Can one heated meridian of our troubled globe—a long-contested ribbon of southern Africa and South Asia where conflicts erupt often, daily, even several times a day—be employed to map a world-spanning struggle? We might easily think of clashes in Sudan and Indonesia as disparate fires, but journalist Eliza Griswold, daughter of an Episcopal bishop, is attuned to the power of faith, and finds powerful ways to link them, showing how villages hemispheres apart can be swept up as local emblems of a global war of the worlds, as collision points between Christianity and Islam. Indeed, it’s fascinating how surely this belt—12,000 miles along two continents—is a proving ground for international conflict we often (imprecisely) think of as centered elsewhere: Afghanistan or Pakistan, say, versus a vague place called “the west.”
Wake up, Griswold says in The Tenth Parallel: Dispatches from the Fault Line Between Christianity and Islam: Nigeria’s Middle belt or Indonesia’s coconut farms only seem remote. The tenth parallel’s conflicts may very well shape our global future. Partly it’s a sheer matter of numbers: half the world’s Muslims live in this zone, as do sixty percent of the world’s Christians. Trade routes and colonialism, 19th-century missionary efforts, and a series of geographical factors—ranging from tse tse flies to tradewinds—laid down these religious development patterns. Just as conflict in Afghanistan now arises out of a combination of its own geographical isolation as well as its history as a strategically rich, and invasion-prone spot—so too the history of this line reflects a complex history of contested invasions, of outer powers using the latitude to jockey for their own interests.
But now the tenth parallel, which runs seven hundred miles below the equator, supports a burgeoning population in fragile ecosystems threatened equally by growth and climate change. As people struggle to survive they often give themselves over to God. Meanwhile, it also seems that the versions of God being proffered, and those being accepted—whether brought by jihadis, or Pentecostals—are themselves more intense and divisive, and far less peaceful than gods observed elsewhere. Muslim and Christian gods recognized along the conflict line increasingly demand crusade, death, conversion, sacrifice. (At the very least they don’t attend to some of the basic worldly problems: versions of religion being brought in, for instance, don’t approve basic family planning measures which might limit stress on these burgeoning, youthful, hungry populations.) For reasons large and small, it seems that in this fragile zone, impoverished people again and again feel their god calling for blood.
Written in quick episodic takes—moving from western Africa across the globe to the Philippines in 300-odd pages—Griswold’s book can sometimes read like a catalog of miseries and warlords. She zooms in and out of complex local politics at lightning speed. Who exactly is cutting off whose leg and why? Who is starving now? And what does religion have to do with it? Yet behind it a larger pattern emerges—a sobering one. More often than not, the “war of the worlds” that marauds as religious comes down to fights over grazing routes, poverty, and hunger. When the world fights about God, Griswold argues, it may not merely be about theology, but in fact about struggles for something far more worldly: food.

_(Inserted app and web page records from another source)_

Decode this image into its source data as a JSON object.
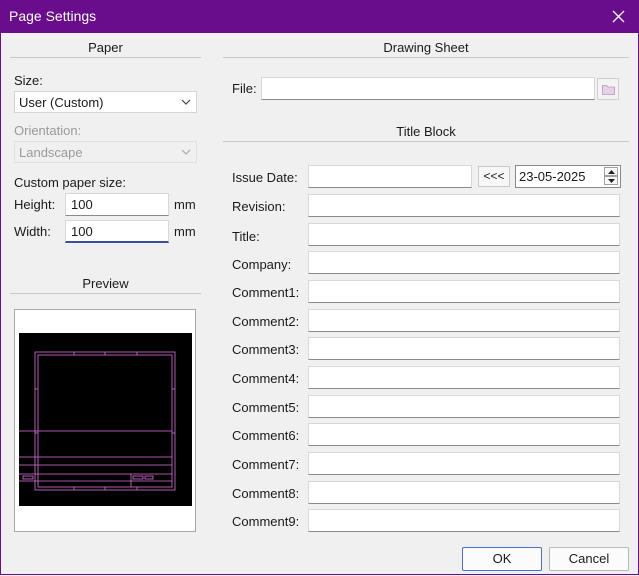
{
  "window": {
    "title": "Page Settings"
  },
  "paper": {
    "section_title": "Paper",
    "size_label": "Size:",
    "size_value": "User (Custom)",
    "orientation_label": "Orientation:",
    "orientation_value": "Landscape",
    "custom_size_label": "Custom paper size:",
    "height_label": "Height:",
    "height_value": "100",
    "height_unit": "mm",
    "width_label": "Width:",
    "width_value": "100",
    "width_unit": "mm"
  },
  "preview": {
    "section_title": "Preview"
  },
  "drawing_sheet": {
    "section_title": "Drawing Sheet",
    "file_label": "File:",
    "file_value": ""
  },
  "title_block": {
    "section_title": "Title Block",
    "issue_date_label": "Issue Date:",
    "issue_date_value": "",
    "copy_date_button": "<<<",
    "date_value": "23-05-2025",
    "fields": [
      {
        "label": "Revision:",
        "value": ""
      },
      {
        "label": "Title:",
        "value": ""
      },
      {
        "label": "Company:",
        "value": ""
      },
      {
        "label": "Comment1:",
        "value": ""
      },
      {
        "label": "Comment2:",
        "value": ""
      },
      {
        "label": "Comment3:",
        "value": ""
      },
      {
        "label": "Comment4:",
        "value": ""
      },
      {
        "label": "Comment5:",
        "value": ""
      },
      {
        "label": "Comment6:",
        "value": ""
      },
      {
        "label": "Comment7:",
        "value": ""
      },
      {
        "label": "Comment8:",
        "value": ""
      },
      {
        "label": "Comment9:",
        "value": ""
      }
    ]
  },
  "buttons": {
    "ok": "OK",
    "cancel": "Cancel"
  },
  "colors": {
    "titlebar": "#6a0d8d",
    "preview_lines": "#e070e0",
    "focus": "#3a4fa0"
  }
}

Indeed, much of the book is framed as an effort to understand why and how desperately impoverished locales around the world have come in recent years to be fighting what seem like proxy wars—wars in which religious issues stand in for deeper conflicts about resources, or where the possession of resources has become defined by religious affiliation. People use what religious organization exists in war-torn places to replace lacking, serviceless states. Religion conveys some citizenship, and offers some practical (as well as spiritual) hope. The cycle repeats itself: as a result both of intense conflict and intense poverty, this belt is ripe with both Christian and Muslim conversion efforts, often by factions who either deliberately or inadvertently fuel the flames of conflict. In a vicious cycle, Griswold shows how religion brought from elsewhere often amplifies local conflict, and how local conflict couches itself in religious terms. Fighting over water rights gets cloaked in the rubric of God. (The fact that Griswold never really settles the implicit chicken-or-egg question is largely, I think, to her credit.)
Wherever she drops down—Sudan, Nigeria, Somalia, or Indonesia—Griswold doesn’t reduce, or attempt to proscribe answers for specific problems. But underneath, as a reader, it’s hard not to feel an urge to create secular institutions that can help a different kind of prosperity flourish and help make tolerance possible. (I found myself wishing to redouble international health care and family planning efforts—not in the name of God but of healthy women). Griswold wants to urge us out of thinking that these conflicts are either natural or divine, and to help us begin to imagine what on Earth we might do about them.